Please copy every line of the data in which the string "meta" appears.
*** Opening Records shown ***
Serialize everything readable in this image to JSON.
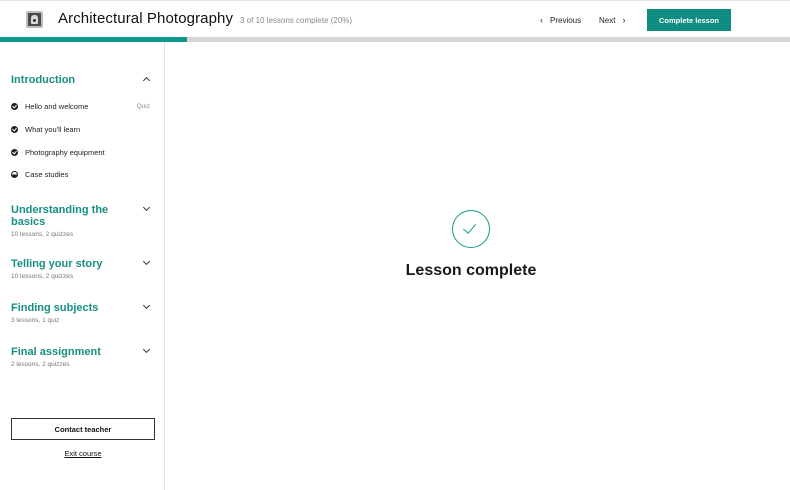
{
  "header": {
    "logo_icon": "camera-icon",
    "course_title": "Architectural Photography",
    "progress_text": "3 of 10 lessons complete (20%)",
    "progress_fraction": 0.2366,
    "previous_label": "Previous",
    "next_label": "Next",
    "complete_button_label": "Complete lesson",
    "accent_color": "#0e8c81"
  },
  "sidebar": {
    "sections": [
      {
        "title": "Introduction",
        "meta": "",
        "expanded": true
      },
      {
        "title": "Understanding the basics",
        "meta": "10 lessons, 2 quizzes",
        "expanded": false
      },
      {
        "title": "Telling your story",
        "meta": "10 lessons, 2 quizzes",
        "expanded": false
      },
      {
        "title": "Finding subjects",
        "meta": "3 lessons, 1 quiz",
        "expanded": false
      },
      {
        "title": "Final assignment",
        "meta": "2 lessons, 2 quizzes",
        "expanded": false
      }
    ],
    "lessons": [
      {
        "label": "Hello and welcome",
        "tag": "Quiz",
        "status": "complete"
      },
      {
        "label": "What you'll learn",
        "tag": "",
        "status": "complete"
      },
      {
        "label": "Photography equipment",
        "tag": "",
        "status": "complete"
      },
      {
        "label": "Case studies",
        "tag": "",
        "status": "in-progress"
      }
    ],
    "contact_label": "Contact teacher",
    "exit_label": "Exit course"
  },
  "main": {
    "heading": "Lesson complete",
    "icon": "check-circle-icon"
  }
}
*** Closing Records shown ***
■ **Task solution**
        "meta": "",
        "meta": "10 lessons, 2 quizzes",
        "meta": "10 lessons, 2 quizzes",
        "meta": "3 lessons, 1 quiz",
        "meta": "2 lessons, 2 quizzes",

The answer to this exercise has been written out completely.